Portions of the park will be closed this weekend as rangers try to find and euthanize the mountain lion.
In a matter of seconds, Lindsey Grewe went from jogging on the trail to running for her life when the mountain lion began chasing her.
"I'm screaming, but I don't think anyone heard me. I really thought he was going to attack me, I just had visions of, I see it crossing through my mind that I was going to get eaten," Grewe said.
Park rangers heard Grewe screaming and rescued her.
They say euthanizing the mountain lion is their only option, because the animal is too aggressive to stay in the park.
Earlier Friday, the same mountain lion approached a runner on the trail, but backed off when the man made noise.
He says the animal was eating a deer.

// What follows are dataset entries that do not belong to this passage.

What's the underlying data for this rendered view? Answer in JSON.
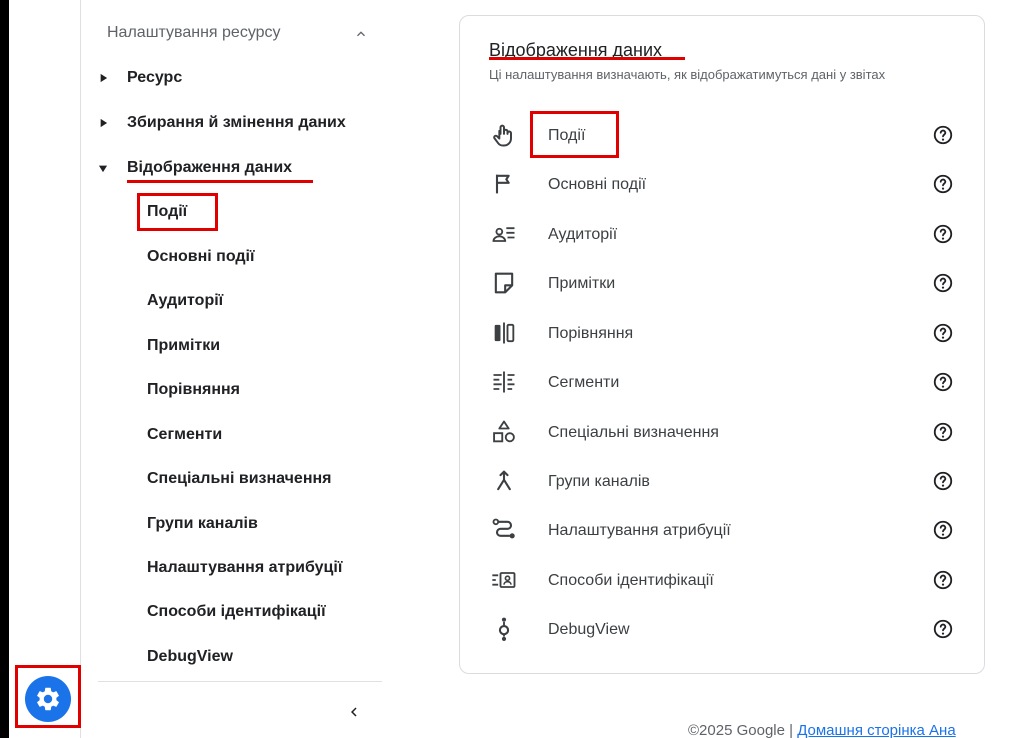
{
  "sidebar": {
    "section_title": "Налаштування ресурсу",
    "tree": [
      {
        "label": "Ресурс"
      },
      {
        "label": "Збирання й змінення даних"
      },
      {
        "label": "Відображення даних"
      }
    ],
    "sub_items": [
      {
        "label": "Події"
      },
      {
        "label": "Основні події"
      },
      {
        "label": "Аудиторії"
      },
      {
        "label": "Примітки"
      },
      {
        "label": "Порівняння"
      },
      {
        "label": "Сегменти"
      },
      {
        "label": "Спеціальні визначення"
      },
      {
        "label": "Групи каналів"
      },
      {
        "label": "Налаштування атрибуції"
      },
      {
        "label": "Способи ідентифікації"
      },
      {
        "label": "DebugView"
      }
    ]
  },
  "panel": {
    "title": "Відображення даних",
    "description": "Ці налаштування визначають, як відображатимуться дані у звітах",
    "rows": [
      {
        "label": "Події",
        "icon": "touch-icon"
      },
      {
        "label": "Основні події",
        "icon": "flag-icon"
      },
      {
        "label": "Аудиторії",
        "icon": "audience-icon"
      },
      {
        "label": "Примітки",
        "icon": "note-icon"
      },
      {
        "label": "Порівняння",
        "icon": "compare-icon"
      },
      {
        "label": "Сегменти",
        "icon": "segment-icon"
      },
      {
        "label": "Спеціальні визначення",
        "icon": "shapes-icon"
      },
      {
        "label": "Групи каналів",
        "icon": "merge-icon"
      },
      {
        "label": "Налаштування атрибуції",
        "icon": "route-icon"
      },
      {
        "label": "Способи ідентифікації",
        "icon": "id-icon"
      },
      {
        "label": "DebugView",
        "icon": "debug-icon"
      }
    ]
  },
  "footer": {
    "copyright": "©2025 Google | ",
    "link": "Домашня сторінка Ана"
  },
  "colors": {
    "accent": "#1a73e8",
    "highlight": "#e00000"
  }
}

Denver Zoo carnivore area supervisor Steve Venne says the mountain lion was likely defending his kill.
Mountain lions left the zoo in 2009, but Venne spent years caring for them.
As more people move into mountain lion country, Venne says problems arise when the predators get too comfortable around people.

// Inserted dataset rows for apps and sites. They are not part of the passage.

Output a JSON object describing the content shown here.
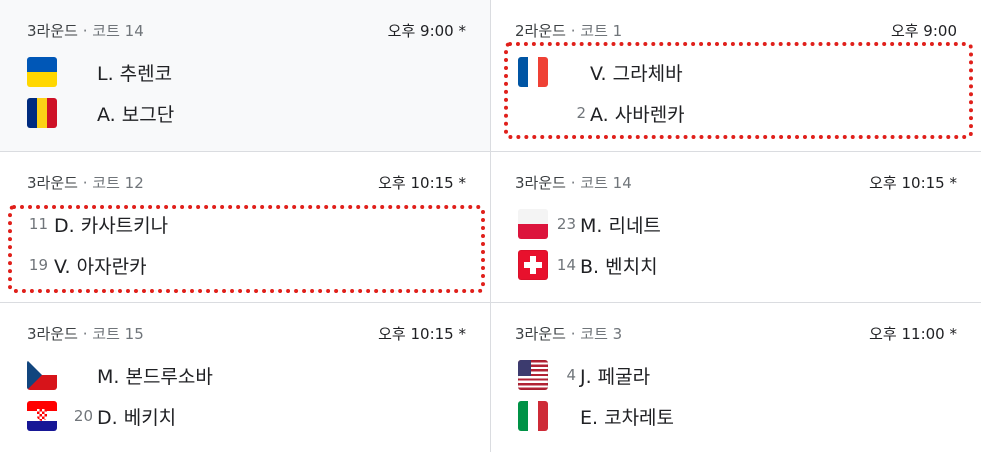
{
  "matches": [
    {
      "round": "3라운드",
      "sep": "·",
      "court": "코트 14",
      "time": "오후 9:00",
      "time_mark": "*",
      "players": [
        {
          "seed": "",
          "name": "L. 추렌코",
          "flag": "ukraine-flag-icon"
        },
        {
          "seed": "",
          "name": "A. 보그단",
          "flag": "romania-flag-icon"
        }
      ]
    },
    {
      "round": "2라운드",
      "sep": "·",
      "court": "코트 1",
      "time": "오후 9:00",
      "time_mark": "",
      "players": [
        {
          "seed": "",
          "name": "V. 그라체바",
          "flag": "france-flag-icon"
        },
        {
          "seed": "2",
          "name": "A. 사바렌카",
          "flag": ""
        }
      ]
    },
    {
      "round": "3라운드",
      "sep": "·",
      "court": "코트 12",
      "time": "오후 10:15",
      "time_mark": "*",
      "players": [
        {
          "seed": "11",
          "name": "D. 카사트키나",
          "flag": ""
        },
        {
          "seed": "19",
          "name": "V. 아자란카",
          "flag": ""
        }
      ]
    },
    {
      "round": "3라운드",
      "sep": "·",
      "court": "코트 14",
      "time": "오후 10:15",
      "time_mark": "*",
      "players": [
        {
          "seed": "23",
          "name": "M. 리네트",
          "flag": "poland-flag-icon"
        },
        {
          "seed": "14",
          "name": "B. 벤치치",
          "flag": "switzerland-flag-icon"
        }
      ]
    },
    {
      "round": "3라운드",
      "sep": "·",
      "court": "코트 15",
      "time": "오후 10:15",
      "time_mark": "*",
      "players": [
        {
          "seed": "",
          "name": "M. 본드루소바",
          "flag": "czech-flag-icon"
        },
        {
          "seed": "20",
          "name": "D. 베키치",
          "flag": "croatia-flag-icon"
        }
      ]
    },
    {
      "round": "3라운드",
      "sep": "·",
      "court": "코트 3",
      "time": "오후 11:00",
      "time_mark": "*",
      "players": [
        {
          "seed": "4",
          "name": "J. 페굴라",
          "flag": "usa-flag-icon"
        },
        {
          "seed": "",
          "name": "E. 코차레토",
          "flag": "italy-flag-icon"
        }
      ]
    }
  ],
  "colors": {
    "highlight": "#e0201b",
    "divider": "#dadce0",
    "selected_bg": "#f8f9fa"
  }
}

If you come in contact with one, Venne says stand your ground and slowly back away.
"Eye contact, facing the predator, being big, being loud," Venne said.

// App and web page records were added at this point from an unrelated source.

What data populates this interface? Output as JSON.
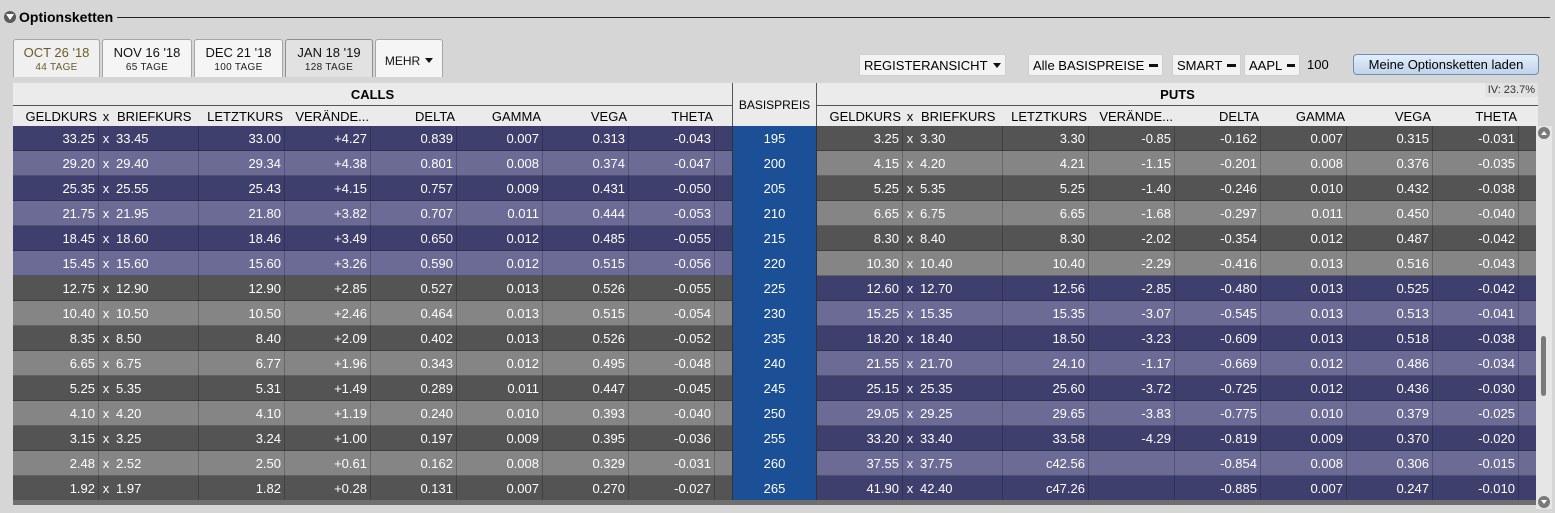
{
  "section": {
    "title": "Optionsketten"
  },
  "tabs": [
    {
      "date": "OCT 26 '18",
      "days": "44 TAGE"
    },
    {
      "date": "NOV 16 '18",
      "days": "65 TAGE"
    },
    {
      "date": "DEC 21 '18",
      "days": "100 TAGE"
    },
    {
      "date": "JAN 18 '19",
      "days": "128 TAGE"
    }
  ],
  "more_tab": "MEHR",
  "toolbar": {
    "view": "REGISTERANSICHT",
    "strikes": "Alle BASISPREISE",
    "exchange": "SMART",
    "symbol": "AAPL",
    "quantity": "100",
    "load_button": "Meine Optionsketten laden"
  },
  "header": {
    "calls": "CALLS",
    "puts": "PUTS",
    "strike": "BASISPREIS",
    "iv": "IV: 23.7%",
    "columns": {
      "bid": "GELDKURS",
      "x": "x",
      "ask": "BRIEFKURS",
      "last": "LETZTKURS",
      "change": "VERÄNDE...",
      "delta": "DELTA",
      "gamma": "GAMMA",
      "vega": "VEGA",
      "theta": "THETA"
    }
  },
  "colors": {
    "calls_itm_a": "#3f3f6e",
    "calls_itm_b": "#6b6b96",
    "calls_otm_a": "#545454",
    "calls_otm_b": "#858585",
    "strike": "#1b4f96"
  },
  "rows": [
    {
      "strike": "195",
      "call": [
        "33.25",
        "33.45",
        "33.00",
        "+4.27",
        "0.839",
        "0.007",
        "0.313",
        "-0.043"
      ],
      "put": [
        "3.25",
        "3.30",
        "3.30",
        "-0.85",
        "-0.162",
        "0.007",
        "0.315",
        "-0.031"
      ],
      "call_itm": true
    },
    {
      "strike": "200",
      "call": [
        "29.20",
        "29.40",
        "29.34",
        "+4.38",
        "0.801",
        "0.008",
        "0.374",
        "-0.047"
      ],
      "put": [
        "4.15",
        "4.20",
        "4.21",
        "-1.15",
        "-0.201",
        "0.008",
        "0.376",
        "-0.035"
      ],
      "call_itm": true
    },
    {
      "strike": "205",
      "call": [
        "25.35",
        "25.55",
        "25.43",
        "+4.15",
        "0.757",
        "0.009",
        "0.431",
        "-0.050"
      ],
      "put": [
        "5.25",
        "5.35",
        "5.25",
        "-1.40",
        "-0.246",
        "0.010",
        "0.432",
        "-0.038"
      ],
      "call_itm": true
    },
    {
      "strike": "210",
      "call": [
        "21.75",
        "21.95",
        "21.80",
        "+3.82",
        "0.707",
        "0.011",
        "0.444",
        "-0.053"
      ],
      "put": [
        "6.65",
        "6.75",
        "6.65",
        "-1.68",
        "-0.297",
        "0.011",
        "0.450",
        "-0.040"
      ],
      "call_itm": true
    },
    {
      "strike": "215",
      "call": [
        "18.45",
        "18.60",
        "18.46",
        "+3.49",
        "0.650",
        "0.012",
        "0.485",
        "-0.055"
      ],
      "put": [
        "8.30",
        "8.40",
        "8.30",
        "-2.02",
        "-0.354",
        "0.012",
        "0.487",
        "-0.042"
      ],
      "call_itm": true
    },
    {
      "strike": "220",
      "call": [
        "15.45",
        "15.60",
        "15.60",
        "+3.26",
        "0.590",
        "0.012",
        "0.515",
        "-0.056"
      ],
      "put": [
        "10.30",
        "10.40",
        "10.40",
        "-2.29",
        "-0.416",
        "0.013",
        "0.516",
        "-0.043"
      ],
      "call_itm": true
    },
    {
      "strike": "225",
      "call": [
        "12.75",
        "12.90",
        "12.90",
        "+2.85",
        "0.527",
        "0.013",
        "0.526",
        "-0.055"
      ],
      "put": [
        "12.60",
        "12.70",
        "12.56",
        "-2.85",
        "-0.480",
        "0.013",
        "0.525",
        "-0.042"
      ],
      "call_itm": false
    },
    {
      "strike": "230",
      "call": [
        "10.40",
        "10.50",
        "10.50",
        "+2.46",
        "0.464",
        "0.013",
        "0.515",
        "-0.054"
      ],
      "put": [
        "15.25",
        "15.35",
        "15.35",
        "-3.07",
        "-0.545",
        "0.013",
        "0.513",
        "-0.041"
      ],
      "call_itm": false
    },
    {
      "strike": "235",
      "call": [
        "8.35",
        "8.50",
        "8.40",
        "+2.09",
        "0.402",
        "0.013",
        "0.526",
        "-0.052"
      ],
      "put": [
        "18.20",
        "18.40",
        "18.50",
        "-3.23",
        "-0.609",
        "0.013",
        "0.518",
        "-0.038"
      ],
      "call_itm": false
    },
    {
      "strike": "240",
      "call": [
        "6.65",
        "6.75",
        "6.77",
        "+1.96",
        "0.343",
        "0.012",
        "0.495",
        "-0.048"
      ],
      "put": [
        "21.55",
        "21.70",
        "24.10",
        "-1.17",
        "-0.669",
        "0.012",
        "0.486",
        "-0.034"
      ],
      "call_itm": false
    },
    {
      "strike": "245",
      "call": [
        "5.25",
        "5.35",
        "5.31",
        "+1.49",
        "0.289",
        "0.011",
        "0.447",
        "-0.045"
      ],
      "put": [
        "25.15",
        "25.35",
        "25.60",
        "-3.72",
        "-0.725",
        "0.012",
        "0.436",
        "-0.030"
      ],
      "call_itm": false
    },
    {
      "strike": "250",
      "call": [
        "4.10",
        "4.20",
        "4.10",
        "+1.19",
        "0.240",
        "0.010",
        "0.393",
        "-0.040"
      ],
      "put": [
        "29.05",
        "29.25",
        "29.65",
        "-3.83",
        "-0.775",
        "0.010",
        "0.379",
        "-0.025"
      ],
      "call_itm": false
    },
    {
      "strike": "255",
      "call": [
        "3.15",
        "3.25",
        "3.24",
        "+1.00",
        "0.197",
        "0.009",
        "0.395",
        "-0.036"
      ],
      "put": [
        "33.20",
        "33.40",
        "33.58",
        "-4.29",
        "-0.819",
        "0.009",
        "0.370",
        "-0.020"
      ],
      "call_itm": false
    },
    {
      "strike": "260",
      "call": [
        "2.48",
        "2.52",
        "2.50",
        "+0.61",
        "0.162",
        "0.008",
        "0.329",
        "-0.031"
      ],
      "put": [
        "37.55",
        "37.75",
        "c42.56",
        "",
        "-0.854",
        "0.008",
        "0.306",
        "-0.015"
      ],
      "call_itm": false
    },
    {
      "strike": "265",
      "call": [
        "1.92",
        "1.97",
        "1.82",
        "+0.28",
        "0.131",
        "0.007",
        "0.270",
        "-0.027"
      ],
      "put": [
        "41.90",
        "42.40",
        "c47.26",
        "",
        "-0.885",
        "0.007",
        "0.247",
        "-0.010"
      ],
      "call_itm": false
    }
  ]
}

Venne says you should never turn your back on a mountain lion.
And if one does attack, fight back.
Mountain lions are known to be territorial, but they generally do not consider humans prey.
Park Rangers are warning hikers, climbers and outdoor enthusiasts to be careful in the area.
(KUSA-TV © 2012 Multimedia Holdings Corporation)